── DATASET CONTENT ──

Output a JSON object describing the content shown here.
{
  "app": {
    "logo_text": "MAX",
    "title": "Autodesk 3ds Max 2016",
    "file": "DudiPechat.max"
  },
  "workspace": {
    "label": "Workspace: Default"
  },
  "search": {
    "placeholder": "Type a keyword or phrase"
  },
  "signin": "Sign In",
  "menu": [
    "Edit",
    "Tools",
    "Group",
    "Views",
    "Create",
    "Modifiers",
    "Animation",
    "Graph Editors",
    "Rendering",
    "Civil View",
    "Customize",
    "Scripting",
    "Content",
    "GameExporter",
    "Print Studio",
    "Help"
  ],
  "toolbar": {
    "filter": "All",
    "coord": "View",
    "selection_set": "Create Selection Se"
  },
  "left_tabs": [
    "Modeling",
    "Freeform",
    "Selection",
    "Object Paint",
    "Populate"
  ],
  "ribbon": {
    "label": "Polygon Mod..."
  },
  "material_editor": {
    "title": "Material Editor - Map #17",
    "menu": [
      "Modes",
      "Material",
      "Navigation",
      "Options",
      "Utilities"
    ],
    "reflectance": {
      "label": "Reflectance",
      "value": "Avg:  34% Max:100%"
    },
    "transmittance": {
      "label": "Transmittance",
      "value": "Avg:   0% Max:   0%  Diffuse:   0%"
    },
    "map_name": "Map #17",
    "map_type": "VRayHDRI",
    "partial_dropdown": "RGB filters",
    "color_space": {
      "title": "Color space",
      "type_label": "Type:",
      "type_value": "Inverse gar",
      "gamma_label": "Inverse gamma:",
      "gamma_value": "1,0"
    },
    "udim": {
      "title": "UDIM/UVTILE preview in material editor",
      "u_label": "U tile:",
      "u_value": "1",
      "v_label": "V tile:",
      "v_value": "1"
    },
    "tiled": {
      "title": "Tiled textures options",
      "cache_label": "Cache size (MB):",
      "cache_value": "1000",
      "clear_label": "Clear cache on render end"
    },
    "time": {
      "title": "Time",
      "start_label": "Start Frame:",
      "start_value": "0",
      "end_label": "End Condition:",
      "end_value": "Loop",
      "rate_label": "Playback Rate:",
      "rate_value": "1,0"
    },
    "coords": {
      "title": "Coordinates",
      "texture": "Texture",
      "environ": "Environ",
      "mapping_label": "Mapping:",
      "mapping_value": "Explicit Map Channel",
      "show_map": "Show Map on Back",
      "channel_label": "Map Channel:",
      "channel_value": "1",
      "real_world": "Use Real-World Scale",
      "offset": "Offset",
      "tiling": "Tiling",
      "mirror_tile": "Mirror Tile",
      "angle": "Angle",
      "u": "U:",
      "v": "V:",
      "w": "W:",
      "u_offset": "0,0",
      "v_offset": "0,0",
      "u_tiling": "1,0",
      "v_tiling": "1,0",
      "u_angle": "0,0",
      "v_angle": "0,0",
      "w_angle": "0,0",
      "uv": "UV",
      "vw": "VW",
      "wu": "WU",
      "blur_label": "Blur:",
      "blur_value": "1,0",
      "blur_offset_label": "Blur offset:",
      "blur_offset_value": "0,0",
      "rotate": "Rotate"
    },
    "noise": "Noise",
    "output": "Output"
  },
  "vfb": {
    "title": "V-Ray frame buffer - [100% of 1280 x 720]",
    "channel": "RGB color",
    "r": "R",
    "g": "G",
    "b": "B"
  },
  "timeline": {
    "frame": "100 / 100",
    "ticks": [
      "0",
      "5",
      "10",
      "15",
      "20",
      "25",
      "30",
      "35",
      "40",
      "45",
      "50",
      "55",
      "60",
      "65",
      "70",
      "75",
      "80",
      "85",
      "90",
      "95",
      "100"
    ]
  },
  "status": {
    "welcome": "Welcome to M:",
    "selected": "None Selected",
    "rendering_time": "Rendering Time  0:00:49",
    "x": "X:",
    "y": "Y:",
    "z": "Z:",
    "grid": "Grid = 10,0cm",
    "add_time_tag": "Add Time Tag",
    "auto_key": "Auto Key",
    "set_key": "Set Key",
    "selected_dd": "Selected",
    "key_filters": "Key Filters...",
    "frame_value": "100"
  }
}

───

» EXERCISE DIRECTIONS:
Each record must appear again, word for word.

» ANSWER SPACE:
Output a JSON object describing the content shown here.
{
  "app": {
    "logo_text": "MAX",
    "title": "Autodesk 3ds Max 2016",
    "file": "DudiPechat.max"
  },
  "workspace": {
    "label": "Workspace: Default"
  },
  "search": {
    "placeholder": "Type a keyword or phrase"
  },
  "signin": "Sign In",
  "menu": [
    "Edit",
    "Tools",
    "Group",
    "Views",
    "Create",
    "Modifiers",
    "Animation",
    "Graph Editors",
    "Rendering",
    "Civil View",
    "Customize",
    "Scripting",
    "Content",
    "GameExporter",
    "Print Studio",
    "Help"
  ],
  "toolbar": {
    "filter": "All",
    "coord": "View",
    "selection_set": "Create Selection Se"
  },
  "left_tabs": [
    "Modeling",
    "Freeform",
    "Selection",
    "Object Paint",
    "Populate"
  ],
  "ribbon": {
    "label": "Polygon Mod..."
  },
  "material_editor": {
    "title": "Material Editor - Map #17",
    "menu": [
      "Modes",
      "Material",
      "Navigation",
      "Options",
      "Utilities"
    ],
    "reflectance": {
      "label": "Reflectance",
      "value": "Avg:  34% Max:100%"
    },
    "transmittance": {
      "label": "Transmittance",
      "value": "Avg:   0% Max:   0%  Diffuse:   0%"
    },
    "map_name": "Map #17",
    "map_type": "VRayHDRI",
    "partial_dropdown": "RGB filters",
    "color_space": {
      "title": "Color space",
      "type_label": "Type:",
      "type_value": "Inverse gar",
      "gamma_label": "Inverse gamma:",
      "gamma_value": "1,0"
    },
    "udim": {
      "title": "UDIM/UVTILE preview in material editor",
      "u_label": "U tile:",
      "u_value": "1",
      "v_label": "V tile:",
      "v_value": "1"
    },
    "tiled": {
      "title": "Tiled textures options",
      "cache_label": "Cache size (MB):",
      "cache_value": "1000",
      "clear_label": "Clear cache on render end"
    },
    "time": {
      "title": "Time",
      "start_label": "Start Frame:",
      "start_value": "0",
      "end_label": "End Condition:",
      "end_value": "Loop",
      "rate_label": "Playback Rate:",
      "rate_value": "1,0"
    },
    "coords": {
      "title": "Coordinates",
      "texture": "Texture",
      "environ": "Environ",
      "mapping_label": "Mapping:",
      "mapping_value": "Explicit Map Channel",
      "show_map": "Show Map on Back",
      "channel_label": "Map Channel:",
      "channel_value": "1",
      "real_world": "Use Real-World Scale",
      "offset": "Offset",
      "tiling": "Tiling",
      "mirror_tile": "Mirror Tile",
      "angle": "Angle",
      "u": "U:",
      "v": "V:",
      "w": "W:",
      "u_offset": "0,0",
      "v_offset": "0,0",
      "u_tiling": "1,0",
      "v_tiling": "1,0",
      "u_angle": "0,0",
      "v_angle": "0,0",
      "w_angle": "0,0",
      "uv": "UV",
      "vw": "VW",
      "wu": "WU",
      "blur_label": "Blur:",
      "blur_value": "1,0",
      "blur_offset_label": "Blur offset:",
      "blur_offset_value": "0,0",
      "rotate": "Rotate"
    },
    "noise": "Noise",
    "output": "Output"
  },
  "vfb": {
    "title": "V-Ray frame buffer - [100% of 1280 x 720]",
    "channel": "RGB color",
    "r": "R",
    "g": "G",
    "b": "B"
  },
  "timeline": {
    "frame": "100 / 100",
    "ticks": [
      "0",
      "5",
      "10",
      "15",
      "20",
      "25",
      "30",
      "35",
      "40",
      "45",
      "50",
      "55",
      "60",
      "65",
      "70",
      "75",
      "80",
      "85",
      "90",
      "95",
      "100"
    ]
  },
  "status": {
    "welcome": "Welcome to M:",
    "selected": "None Selected",
    "rendering_time": "Rendering Time  0:00:49",
    "x": "X:",
    "y": "Y:",
    "z": "Z:",
    "grid": "Grid = 10,0cm",
    "add_time_tag": "Add Time Tag",
    "auto_key": "Auto Key",
    "set_key": "Set Key",
    "selected_dd": "Selected",
    "key_filters": "Key Filters...",
    "frame_value": "100"
  }
}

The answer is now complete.